Belarus has been facing its biggest political crisis since the breakup of the Soviet Union, with tens of thousands of demonstrators rejecting Lukashenko's victory in an Aug. 9 vote his opponents say was rigged.
Opponents of Lukashenko, a gruff former collective farm boss in power for 26 years, unveiled the Coordination Council on Tuesday with the stated aim of negotiating a transfer of power.
Its dozens of members include a Nobel Prize-winning author and the ousted head of Minsk's main drama theatre, as well as exiled presidential candidate Sviatlana Tsikhanouskaya, whose followers say she won the election.
The general prosecutor's office described the body as designed to seize power, calling the act of setting it up a threat to national security, Russia's RIA news agency reported. No individuals were named as suspects in the case.
The council issued a statement rejecting the accusations and saying its efforts were lawful.
"The accusation is completely baseless and without foundation. Our goal is to resolve the crisis without conflict. We are not calling for the seizure of power," council member Syarhei Dyleuski, leader of a committee of striking workers at the Minsk Tractor Factory, told Reuters.
After days of huge rallies drawing tens of thousands of demonstrators, protests were diminished on Thursday but not halted.
Lukashenko announced on Wednesday he had ordered police to clear the streets of the capital, although no action was taken against hundreds of protesters who staged a rally in front of the police headquarters later that day. By lunchtime on Thursday there was still no sign of a decisive security operation.
Bigger rallies are expected again over the weekend.
Tsikhanouskaya, a 37-year-old political novice who emerged as the consensus opposition candidate after better-known figures were barred from standing, including her jailed activist husband, has fled to neighbouring Lithuania.
Lithuania's Prime Minister Saulius Skvernelis met her at his office in Vilnius on Thursday.
He "assured her that the government, together with its partners in Poland, Latvia and Estonia, are doing and will do everything so that there are free and fair elections in Belarus, and so that her children could as soon as possible hug their dad in freedom," he wrote on Facebook.
That drew a thinly veiled rebuke from the Kremlin, which said Moscow would view any contact between foreign officials and the Belarus opposition as interference in Belarusian affairs.
The crisis in Belarus, Russia's most loyal neighbour, is a test for the Kremlin, which has to decide whether to stick with Lukashenko or try to manage a transfer of power.
It also poses a challenge to Western leaders trying to avert violence six years after a popular uprising in neighbouring Ukraine drew Russian military intervention and triggered Europe's deadliest ongoing conflict.
Of all Russia's former Soviet neighbours, Belarus has the closest political, economic and cultural relationship to Moscow, and its heavily fortified borders with Latvia, Lithuania and Poland are major frontiers of NATO.

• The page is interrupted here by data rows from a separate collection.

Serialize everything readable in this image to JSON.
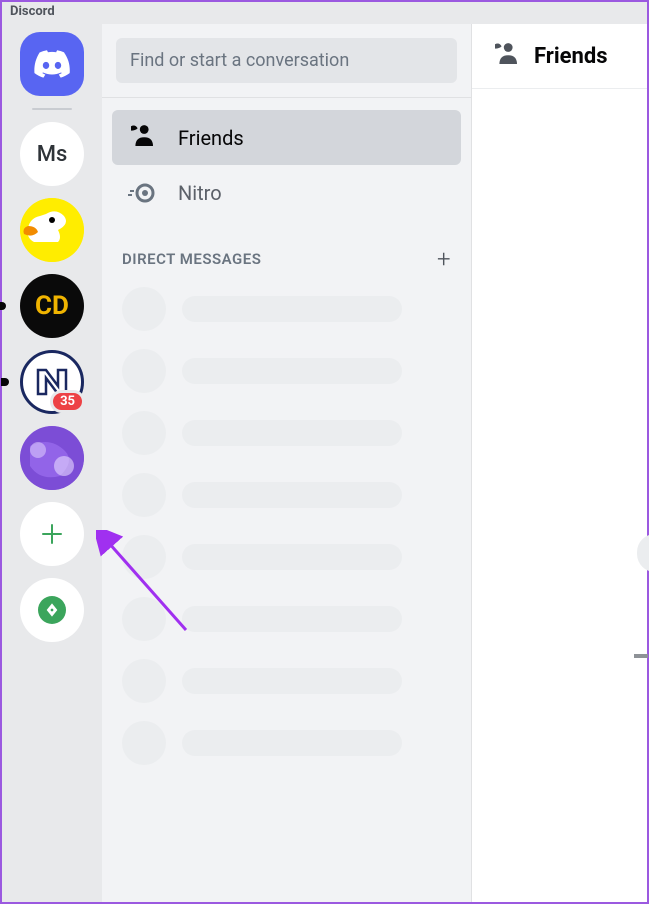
{
  "app": {
    "title": "Discord"
  },
  "servers": {
    "ms_label": "Ms",
    "cd_label": "CD",
    "nm_badge": "35"
  },
  "search": {
    "placeholder": "Find or start a conversation"
  },
  "nav": {
    "friends": "Friends",
    "nitro": "Nitro"
  },
  "dm": {
    "header": "DIRECT MESSAGES"
  },
  "content": {
    "title": "Friends"
  }
}
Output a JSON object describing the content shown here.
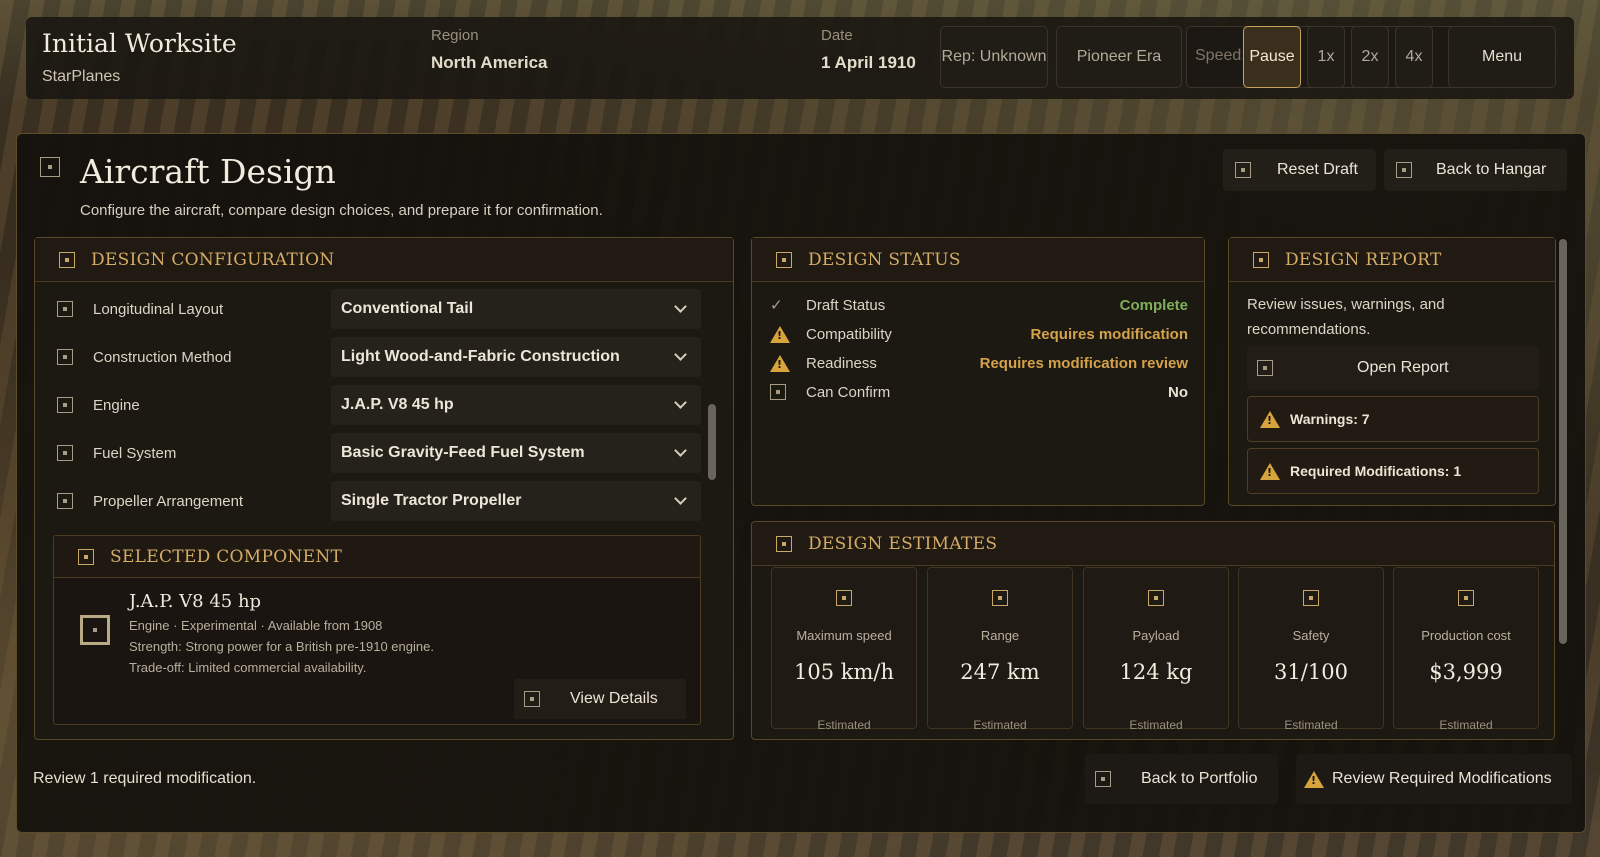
{
  "topbar": {
    "title": "Initial Worksite",
    "subtitle": "StarPlanes",
    "region_label": "Region",
    "region_value": "North America",
    "date_label": "Date",
    "date_value": "1 April 1910",
    "rep": "Rep: Unknown",
    "era": "Pioneer Era",
    "speed_label": "Speed:",
    "speed_options": [
      "Pause",
      "1x",
      "2x",
      "4x"
    ],
    "speed_selected": "Pause",
    "menu": "Menu"
  },
  "page": {
    "title": "Aircraft Design",
    "subtitle": "Configure the aircraft, compare design choices, and prepare it for confirmation.",
    "reset_label": "Reset Draft",
    "back_hangar_label": "Back to Hangar"
  },
  "config": {
    "heading": "DESIGN CONFIGURATION",
    "rows": [
      {
        "label": "Longitudinal Layout",
        "value": "Conventional Tail"
      },
      {
        "label": "Construction Method",
        "value": "Light Wood-and-Fabric Construction"
      },
      {
        "label": "Engine",
        "value": "J.A.P. V8 45 hp"
      },
      {
        "label": "Fuel System",
        "value": "Basic Gravity-Feed Fuel System"
      },
      {
        "label": "Propeller Arrangement",
        "value": "Single Tractor Propeller"
      }
    ],
    "scroll_position": 0.45
  },
  "selected_component": {
    "heading": "SELECTED COMPONENT",
    "name": "J.A.P. V8 45 hp",
    "meta": "Engine · Experimental · Available from 1908",
    "strength": "Strength: Strong power for a British pre-1910 engine.",
    "tradeoff": "Trade-off: Limited commercial availability.",
    "view_details": "View Details"
  },
  "status": {
    "heading": "DESIGN STATUS",
    "rows": [
      {
        "icon": "check-icon",
        "label": "Draft Status",
        "value": "Complete",
        "color": "#7fae5a"
      },
      {
        "icon": "warning-icon",
        "label": "Compatibility",
        "value": "Requires modification",
        "color": "#d4a24a"
      },
      {
        "icon": "warning-icon",
        "label": "Readiness",
        "value": "Requires modification review",
        "color": "#d4a24a"
      },
      {
        "icon": "square-icon",
        "label": "Can Confirm",
        "value": "No",
        "color": "#e8e2d4"
      }
    ]
  },
  "report": {
    "heading": "DESIGN REPORT",
    "description": "Review issues, warnings, and recommendations.",
    "open_label": "Open Report",
    "warnings": "Warnings: 7",
    "required_mods": "Required Modifications: 1"
  },
  "estimates": {
    "heading": "DESIGN ESTIMATES",
    "items": [
      {
        "label": "Maximum speed",
        "value": "105 km/h",
        "note": "Estimated"
      },
      {
        "label": "Range",
        "value": "247 km",
        "note": "Estimated"
      },
      {
        "label": "Payload",
        "value": "124 kg",
        "note": "Estimated"
      },
      {
        "label": "Safety",
        "value": "31/100",
        "note": "Estimated"
      },
      {
        "label": "Production cost",
        "value": "$3,999",
        "note": "Estimated"
      }
    ]
  },
  "footer": {
    "message": "Review 1 required modification.",
    "back_portfolio": "Back to Portfolio",
    "review_mods": "Review Required Modifications"
  },
  "colors": {
    "accent_gold": "#d4ac66",
    "complete_green": "#7fae5a",
    "warning_amber": "#d4a24a"
  }
}
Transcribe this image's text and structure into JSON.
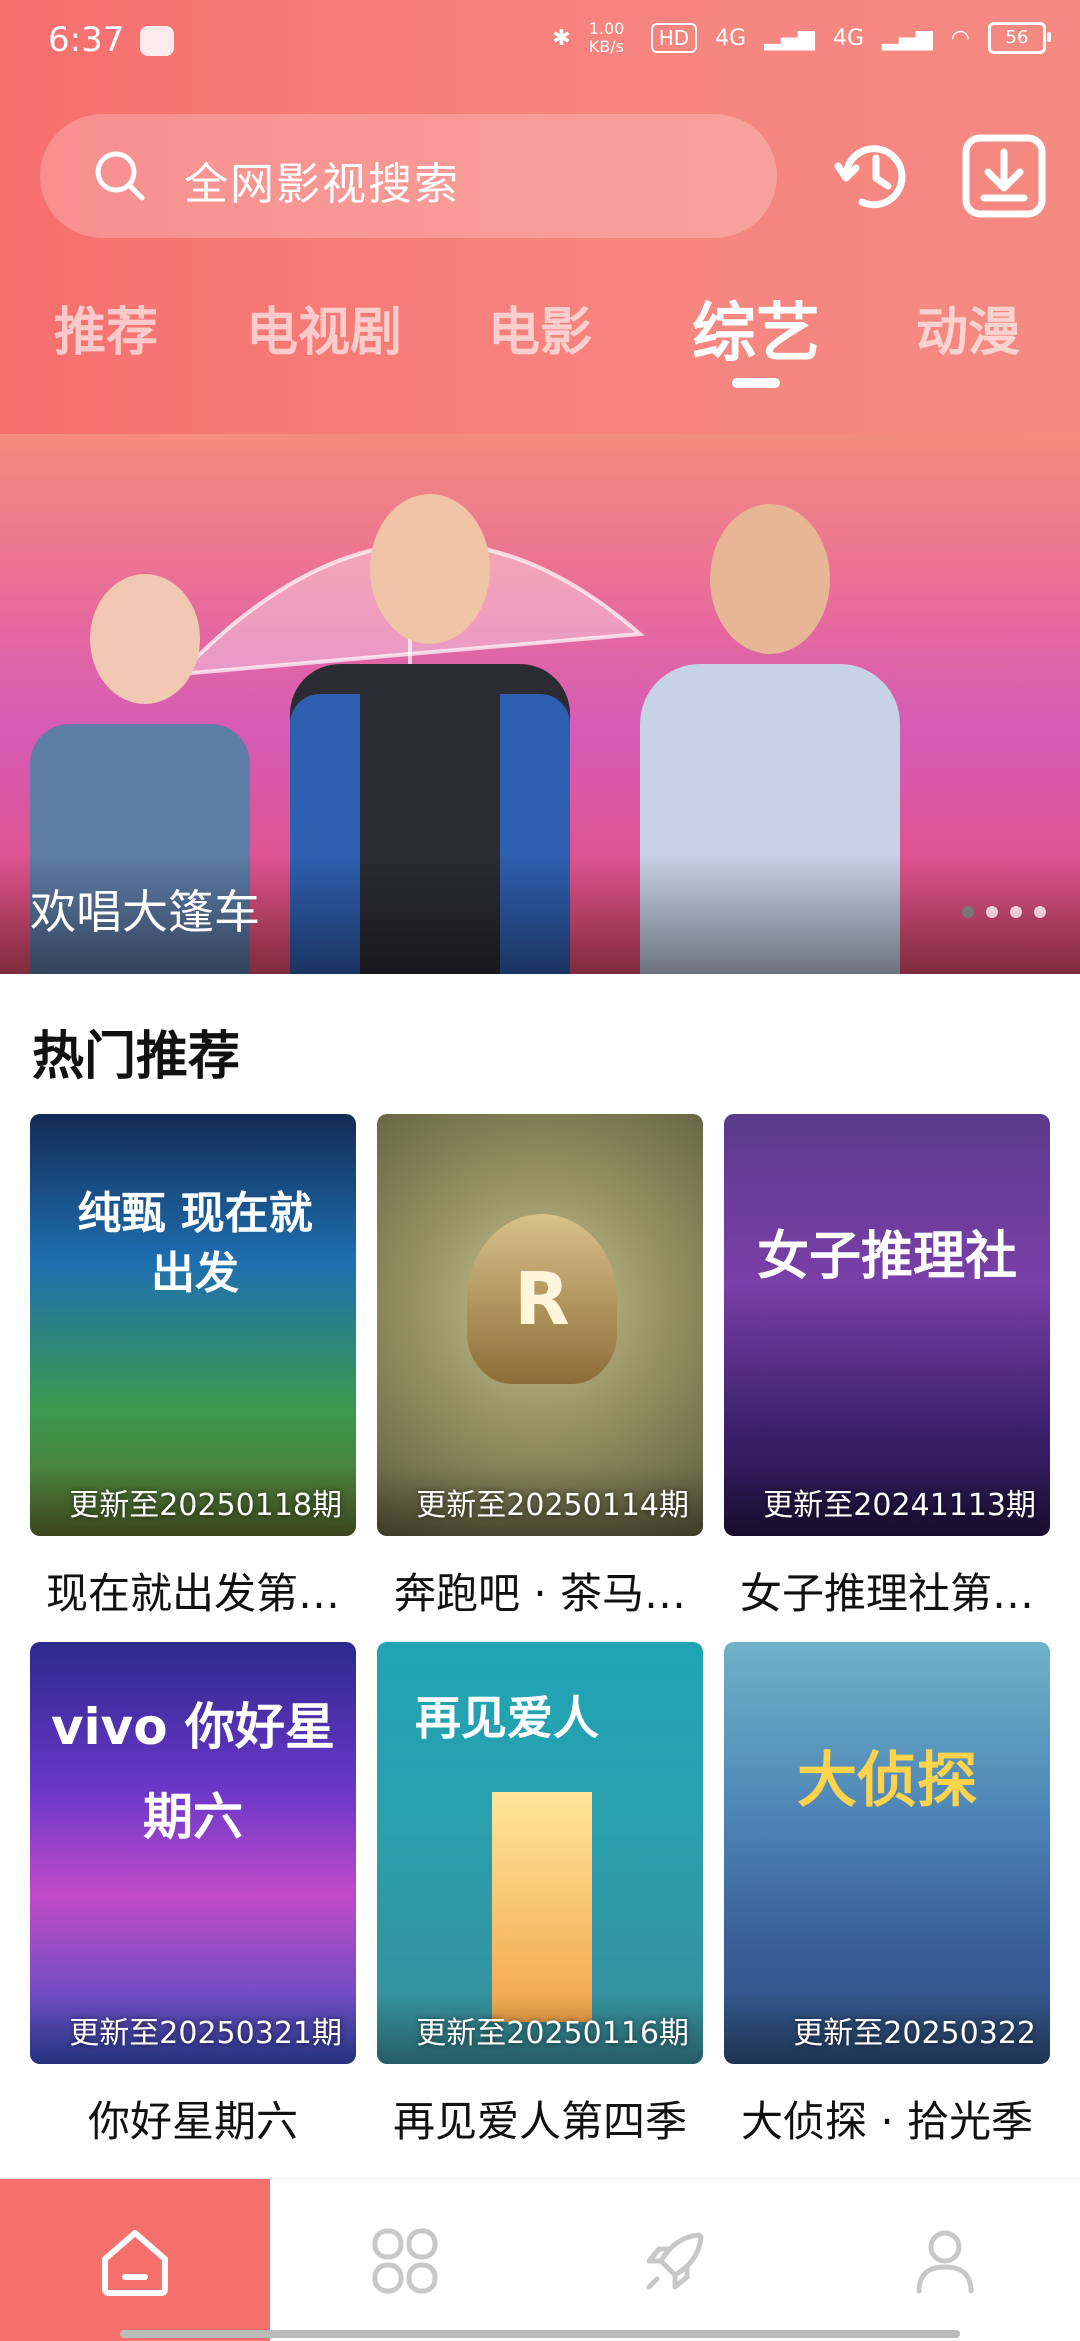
{
  "status_bar": {
    "time": "6:37",
    "net_speed": "1.00 KB/s",
    "hd": "HD",
    "signal1": "4G",
    "signal2": "4G",
    "battery": "56"
  },
  "search": {
    "placeholder": "全网影视搜索"
  },
  "tabs": [
    {
      "label": "推荐"
    },
    {
      "label": "电视剧"
    },
    {
      "label": "电影"
    },
    {
      "label": "综艺"
    },
    {
      "label": "动漫"
    }
  ],
  "banner": {
    "caption": "欢唱大篷车"
  },
  "section": {
    "title": "热门推荐"
  },
  "cards": [
    {
      "title": "现在就出发第…",
      "update": "更新至20250118期",
      "poster_text": "纯甄 现在就出发"
    },
    {
      "title": "奔跑吧 · 茶马…",
      "update": "更新至20250114期",
      "poster_text": "R"
    },
    {
      "title": "女子推理社第…",
      "update": "更新至20241113期",
      "poster_text": "女子推理社"
    },
    {
      "title": "你好星期六",
      "update": "更新至20250321期",
      "poster_text": "vivo 你好星期六"
    },
    {
      "title": "再见爱人第四季",
      "update": "更新至20250116期",
      "poster_text": "再见爱人"
    },
    {
      "title": "大侦探 · 拾光季",
      "update": "更新至20250322",
      "poster_text": "大侦探"
    }
  ],
  "nav": [
    {
      "icon": "home-icon"
    },
    {
      "icon": "category-icon"
    },
    {
      "icon": "rocket-icon"
    },
    {
      "icon": "profile-icon"
    }
  ],
  "colors": {
    "accent": "#f56f6d"
  }
}
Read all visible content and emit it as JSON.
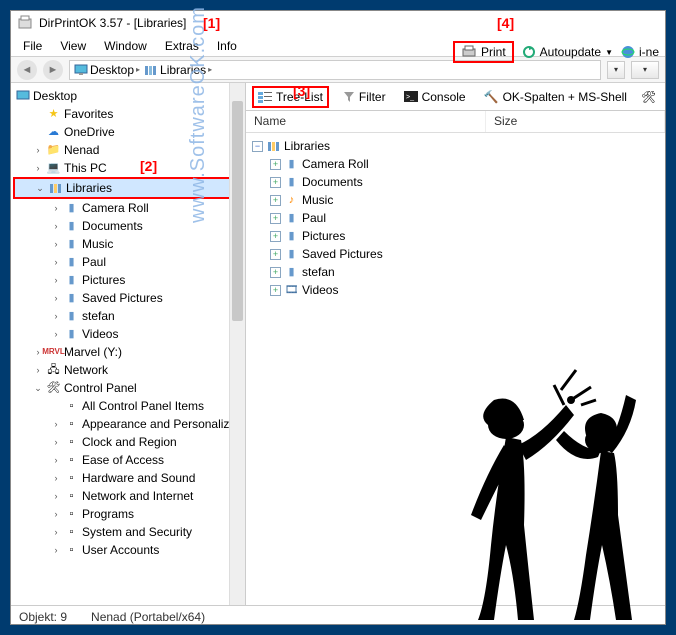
{
  "title": "DirPrintOK 3.57 - [Libraries]",
  "menus": [
    "File",
    "View",
    "Window",
    "Extras",
    "Info"
  ],
  "topbuttons": {
    "print": "Print",
    "autoupdate": "Autoupdate",
    "inet": "i-ne"
  },
  "breadcrumb": {
    "seg1": "Desktop",
    "seg2": "Libraries"
  },
  "left_tree": {
    "root": "Desktop",
    "items": [
      {
        "label": "Favorites",
        "icon": "star"
      },
      {
        "label": "OneDrive",
        "icon": "cloud"
      },
      {
        "label": "Nenad",
        "icon": "folder"
      },
      {
        "label": "This PC",
        "icon": "pc"
      },
      {
        "label": "Libraries",
        "icon": "lib",
        "selected": true,
        "children": [
          {
            "label": "Camera Roll",
            "icon": "lib"
          },
          {
            "label": "Documents",
            "icon": "lib"
          },
          {
            "label": "Music",
            "icon": "lib"
          },
          {
            "label": "Paul",
            "icon": "lib"
          },
          {
            "label": "Pictures",
            "icon": "lib"
          },
          {
            "label": "Saved Pictures",
            "icon": "lib"
          },
          {
            "label": "stefan",
            "icon": "lib"
          },
          {
            "label": "Videos",
            "icon": "lib"
          }
        ]
      },
      {
        "label": "Marvel (Y:)",
        "icon": "drive"
      },
      {
        "label": "Network",
        "icon": "net"
      },
      {
        "label": "Control Panel",
        "icon": "cp",
        "children": [
          {
            "label": "All Control Panel Items",
            "icon": "cp"
          },
          {
            "label": "Appearance and Personalizat",
            "icon": "cp"
          },
          {
            "label": "Clock and Region",
            "icon": "cp"
          },
          {
            "label": "Ease of Access",
            "icon": "cp"
          },
          {
            "label": "Hardware and Sound",
            "icon": "cp"
          },
          {
            "label": "Network and Internet",
            "icon": "cp"
          },
          {
            "label": "Programs",
            "icon": "cp"
          },
          {
            "label": "System and Security",
            "icon": "cp"
          },
          {
            "label": "User Accounts",
            "icon": "cp"
          }
        ]
      }
    ]
  },
  "toolbar2": {
    "treelist": "Tree-List",
    "filter": "Filter",
    "console": "Console",
    "okspalten": "OK-Spalten + MS-Shell"
  },
  "columns": {
    "name": "Name",
    "size": "Size"
  },
  "file_tree": {
    "root": "Libraries",
    "items": [
      "Camera Roll",
      "Documents",
      "Music",
      "Paul",
      "Pictures",
      "Saved Pictures",
      "stefan",
      "Videos"
    ]
  },
  "status": {
    "objekt": "Objekt: 9",
    "user": "Nenad (Portabel/x64)"
  },
  "annotations": {
    "a1": "[1]",
    "a2": "[2]",
    "a3": "[3]",
    "a4": "[4]"
  },
  "watermark": "www.SoftwareOK.com :-)"
}
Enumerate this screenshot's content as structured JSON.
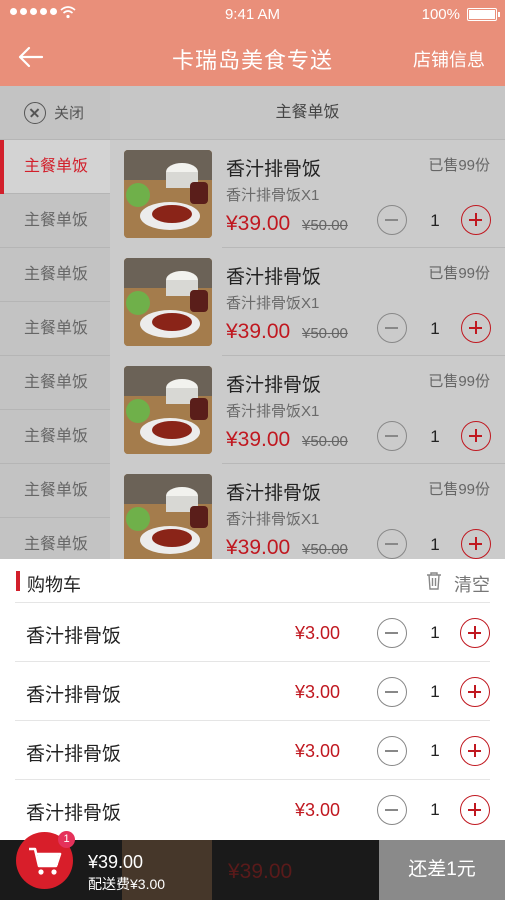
{
  "status_bar": {
    "time": "9:41 AM",
    "battery": "100%"
  },
  "header": {
    "title": "卡瑞岛美食专送",
    "store_info": "店铺信息"
  },
  "sidebar": {
    "close_label": "关闭",
    "items": [
      {
        "label": "主餐单饭"
      },
      {
        "label": "主餐单饭"
      },
      {
        "label": "主餐单饭"
      },
      {
        "label": "主餐单饭"
      },
      {
        "label": "主餐单饭"
      },
      {
        "label": "主餐单饭"
      },
      {
        "label": "主餐单饭"
      },
      {
        "label": "主餐单饭"
      }
    ]
  },
  "content": {
    "title": "主餐单饭",
    "dishes": [
      {
        "name": "香汁排骨饭",
        "desc": "香汁排骨饭X1",
        "price": "¥39.00",
        "old_price": "¥50.00",
        "sold": "已售99份",
        "qty": "1"
      },
      {
        "name": "香汁排骨饭",
        "desc": "香汁排骨饭X1",
        "price": "¥39.00",
        "old_price": "¥50.00",
        "sold": "已售99份",
        "qty": "1"
      },
      {
        "name": "香汁排骨饭",
        "desc": "香汁排骨饭X1",
        "price": "¥39.00",
        "old_price": "¥50.00",
        "sold": "已售99份",
        "qty": "1"
      },
      {
        "name": "香汁排骨饭",
        "desc": "香汁排骨饭X1",
        "price": "¥39.00",
        "old_price": "¥50.00",
        "sold": "已售99份",
        "qty": "1"
      }
    ]
  },
  "cart": {
    "title": "购物车",
    "clear_label": "清空",
    "items": [
      {
        "name": "香汁排骨饭",
        "price": "¥3.00",
        "qty": "1"
      },
      {
        "name": "香汁排骨饭",
        "price": "¥3.00",
        "qty": "1"
      },
      {
        "name": "香汁排骨饭",
        "price": "¥3.00",
        "qty": "1"
      },
      {
        "name": "香汁排骨饭",
        "price": "¥3.00",
        "qty": "1"
      }
    ]
  },
  "bottom_bar": {
    "badge_count": "1",
    "total": "¥39.00",
    "delivery_fee": "配送费¥3.00",
    "peek_price": "¥39.00",
    "checkout_label": "还差1元"
  },
  "colors": {
    "accent": "#d21f2b",
    "header_bg": "#e98f7a",
    "bottom_bg": "#1a1a1a",
    "checkout_bg": "#8a8a8a"
  },
  "icons": [
    "back-arrow-icon",
    "close-circle-icon",
    "minus-circle-icon",
    "plus-circle-icon",
    "trash-icon",
    "cart-icon",
    "wifi-icon",
    "battery-icon"
  ]
}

The European Union has rejected Lukashenko's re-election and announced sanctions on Wednesday against some Belarus officials it blames for election fraud and abuse of protesters.
EU members bordering on Belarus have called for a tough line towards Lukashenko, but European officials are wary of strong action that might provoke Moscow into a military response.